EXERCISE DETAILS: If a line below holds the word "PARTIDO", count it; then say how many such lines there are and nothing else.

******************************

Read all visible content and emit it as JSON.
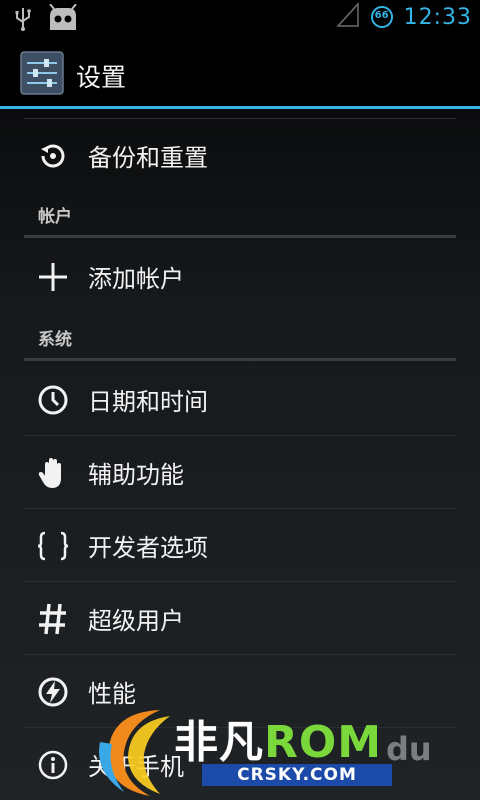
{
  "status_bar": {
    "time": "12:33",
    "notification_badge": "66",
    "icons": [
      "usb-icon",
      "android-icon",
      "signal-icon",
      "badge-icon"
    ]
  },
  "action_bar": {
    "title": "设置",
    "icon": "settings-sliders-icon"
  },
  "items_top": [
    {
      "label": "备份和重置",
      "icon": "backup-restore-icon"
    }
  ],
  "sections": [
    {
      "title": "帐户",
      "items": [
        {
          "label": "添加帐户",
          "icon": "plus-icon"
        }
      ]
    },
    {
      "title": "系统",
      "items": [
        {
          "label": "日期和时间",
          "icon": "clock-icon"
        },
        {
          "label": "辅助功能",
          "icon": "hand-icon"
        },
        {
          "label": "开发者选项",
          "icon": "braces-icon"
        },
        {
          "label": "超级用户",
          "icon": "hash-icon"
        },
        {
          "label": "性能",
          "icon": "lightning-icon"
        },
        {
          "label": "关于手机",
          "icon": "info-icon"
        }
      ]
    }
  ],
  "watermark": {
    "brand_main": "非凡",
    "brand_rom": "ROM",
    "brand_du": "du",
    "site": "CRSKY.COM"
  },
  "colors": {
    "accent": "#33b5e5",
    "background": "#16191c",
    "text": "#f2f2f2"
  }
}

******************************

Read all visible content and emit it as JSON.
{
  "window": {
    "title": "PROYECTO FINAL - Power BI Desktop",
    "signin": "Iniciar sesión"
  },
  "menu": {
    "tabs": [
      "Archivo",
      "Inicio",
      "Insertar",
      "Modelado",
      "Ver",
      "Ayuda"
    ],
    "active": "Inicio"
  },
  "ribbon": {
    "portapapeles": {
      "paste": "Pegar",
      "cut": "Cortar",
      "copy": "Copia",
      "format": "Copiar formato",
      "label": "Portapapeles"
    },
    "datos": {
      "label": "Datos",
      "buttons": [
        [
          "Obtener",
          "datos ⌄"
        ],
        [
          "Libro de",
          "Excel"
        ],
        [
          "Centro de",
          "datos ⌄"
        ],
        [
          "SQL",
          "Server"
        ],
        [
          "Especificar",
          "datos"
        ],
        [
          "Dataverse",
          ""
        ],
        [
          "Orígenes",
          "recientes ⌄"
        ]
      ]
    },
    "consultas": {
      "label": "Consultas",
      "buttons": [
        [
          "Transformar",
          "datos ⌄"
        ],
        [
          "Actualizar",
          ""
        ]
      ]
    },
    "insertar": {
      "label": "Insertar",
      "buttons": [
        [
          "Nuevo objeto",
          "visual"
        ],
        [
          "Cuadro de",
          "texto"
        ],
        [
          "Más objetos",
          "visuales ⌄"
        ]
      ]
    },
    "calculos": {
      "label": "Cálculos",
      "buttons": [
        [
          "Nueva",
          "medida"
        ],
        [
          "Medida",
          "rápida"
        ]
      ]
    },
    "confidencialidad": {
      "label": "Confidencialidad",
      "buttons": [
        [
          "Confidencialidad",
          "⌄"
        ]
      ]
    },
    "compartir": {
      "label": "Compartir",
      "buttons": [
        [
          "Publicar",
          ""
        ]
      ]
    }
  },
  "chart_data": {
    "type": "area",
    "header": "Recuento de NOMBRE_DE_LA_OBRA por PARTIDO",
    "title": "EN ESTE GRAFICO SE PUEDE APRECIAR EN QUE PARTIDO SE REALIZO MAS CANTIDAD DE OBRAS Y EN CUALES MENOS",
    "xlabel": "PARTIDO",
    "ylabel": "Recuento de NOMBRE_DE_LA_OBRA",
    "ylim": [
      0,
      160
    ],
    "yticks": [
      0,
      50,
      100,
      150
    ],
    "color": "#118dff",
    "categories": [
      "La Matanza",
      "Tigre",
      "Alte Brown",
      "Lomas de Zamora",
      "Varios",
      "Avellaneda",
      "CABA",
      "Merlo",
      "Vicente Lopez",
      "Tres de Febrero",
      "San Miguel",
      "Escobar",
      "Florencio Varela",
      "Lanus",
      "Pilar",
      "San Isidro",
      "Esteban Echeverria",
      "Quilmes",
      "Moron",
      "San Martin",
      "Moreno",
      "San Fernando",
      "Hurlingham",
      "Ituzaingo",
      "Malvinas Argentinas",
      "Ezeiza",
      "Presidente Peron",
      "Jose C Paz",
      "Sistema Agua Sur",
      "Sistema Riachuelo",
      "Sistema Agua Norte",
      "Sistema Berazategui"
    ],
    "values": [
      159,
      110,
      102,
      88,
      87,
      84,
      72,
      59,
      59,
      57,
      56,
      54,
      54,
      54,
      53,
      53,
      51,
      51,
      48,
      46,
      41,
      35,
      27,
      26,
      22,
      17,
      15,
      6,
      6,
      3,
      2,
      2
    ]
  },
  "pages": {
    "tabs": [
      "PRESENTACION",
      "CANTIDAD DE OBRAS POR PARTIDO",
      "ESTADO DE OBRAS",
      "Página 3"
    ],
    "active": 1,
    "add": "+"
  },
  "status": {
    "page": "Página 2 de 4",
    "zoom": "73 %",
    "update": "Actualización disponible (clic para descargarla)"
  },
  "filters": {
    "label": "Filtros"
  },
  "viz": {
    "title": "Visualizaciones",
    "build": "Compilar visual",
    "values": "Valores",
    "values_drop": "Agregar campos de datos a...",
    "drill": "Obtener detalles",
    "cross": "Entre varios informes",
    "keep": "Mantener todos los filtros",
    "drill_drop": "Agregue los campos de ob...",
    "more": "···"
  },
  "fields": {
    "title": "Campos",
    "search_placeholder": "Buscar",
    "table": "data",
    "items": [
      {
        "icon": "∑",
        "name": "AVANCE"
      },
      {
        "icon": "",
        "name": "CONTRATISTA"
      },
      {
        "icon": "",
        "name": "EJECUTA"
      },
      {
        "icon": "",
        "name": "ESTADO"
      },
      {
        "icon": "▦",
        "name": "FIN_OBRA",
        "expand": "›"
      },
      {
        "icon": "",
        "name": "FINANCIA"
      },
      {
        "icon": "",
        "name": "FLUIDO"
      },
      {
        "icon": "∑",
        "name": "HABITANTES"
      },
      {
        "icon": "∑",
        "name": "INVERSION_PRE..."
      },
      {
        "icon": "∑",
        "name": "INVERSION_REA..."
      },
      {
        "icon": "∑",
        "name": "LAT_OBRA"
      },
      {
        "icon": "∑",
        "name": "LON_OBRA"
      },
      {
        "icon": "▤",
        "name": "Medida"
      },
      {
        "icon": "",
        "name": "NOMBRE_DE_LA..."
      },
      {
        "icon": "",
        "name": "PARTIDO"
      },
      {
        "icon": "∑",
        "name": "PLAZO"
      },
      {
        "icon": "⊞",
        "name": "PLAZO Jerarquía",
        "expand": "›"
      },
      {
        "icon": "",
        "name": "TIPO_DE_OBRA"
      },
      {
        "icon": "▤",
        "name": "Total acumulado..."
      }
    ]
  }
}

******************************

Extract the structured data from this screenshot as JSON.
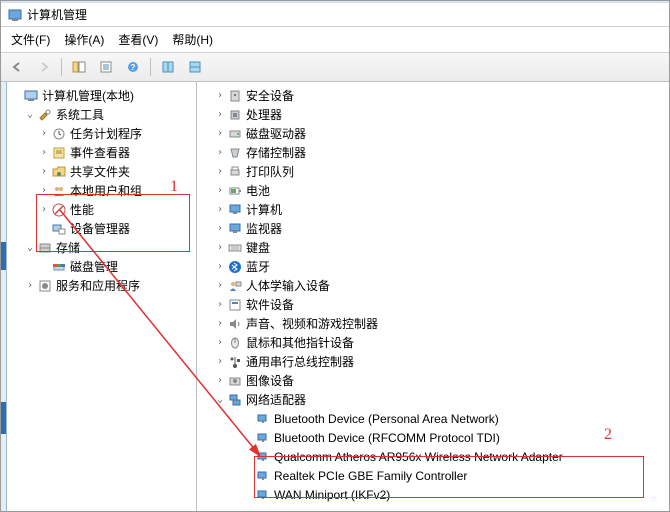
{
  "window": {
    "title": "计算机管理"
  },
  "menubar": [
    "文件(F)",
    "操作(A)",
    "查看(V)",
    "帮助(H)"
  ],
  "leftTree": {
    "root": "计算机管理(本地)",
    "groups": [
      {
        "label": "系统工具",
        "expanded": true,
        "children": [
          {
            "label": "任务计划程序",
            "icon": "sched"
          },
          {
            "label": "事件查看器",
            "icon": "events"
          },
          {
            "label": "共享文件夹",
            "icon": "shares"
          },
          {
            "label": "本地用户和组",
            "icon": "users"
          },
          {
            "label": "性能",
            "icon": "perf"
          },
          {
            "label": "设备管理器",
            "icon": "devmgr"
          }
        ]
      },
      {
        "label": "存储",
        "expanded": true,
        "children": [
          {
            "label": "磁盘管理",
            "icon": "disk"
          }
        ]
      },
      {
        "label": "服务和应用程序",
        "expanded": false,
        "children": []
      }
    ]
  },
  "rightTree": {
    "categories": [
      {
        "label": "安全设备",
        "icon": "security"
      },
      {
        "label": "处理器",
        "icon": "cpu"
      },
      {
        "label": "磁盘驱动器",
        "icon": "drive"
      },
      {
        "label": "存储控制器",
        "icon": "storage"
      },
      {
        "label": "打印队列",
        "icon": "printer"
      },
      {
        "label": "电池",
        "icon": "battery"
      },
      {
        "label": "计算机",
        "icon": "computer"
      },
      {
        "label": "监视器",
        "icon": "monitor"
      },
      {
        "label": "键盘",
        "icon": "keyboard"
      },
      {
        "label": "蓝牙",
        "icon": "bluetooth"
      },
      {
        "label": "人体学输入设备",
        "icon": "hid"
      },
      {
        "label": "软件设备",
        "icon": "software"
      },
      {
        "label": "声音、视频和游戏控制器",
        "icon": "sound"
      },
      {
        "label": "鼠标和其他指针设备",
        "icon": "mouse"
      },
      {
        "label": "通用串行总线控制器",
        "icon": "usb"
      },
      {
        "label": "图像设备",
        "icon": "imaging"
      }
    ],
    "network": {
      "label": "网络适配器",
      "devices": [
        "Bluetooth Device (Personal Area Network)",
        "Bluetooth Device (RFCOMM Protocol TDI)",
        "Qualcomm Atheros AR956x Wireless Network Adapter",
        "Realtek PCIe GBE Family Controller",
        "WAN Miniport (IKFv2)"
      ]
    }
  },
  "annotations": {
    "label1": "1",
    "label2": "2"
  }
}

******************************

EXERCISE RESULT: 5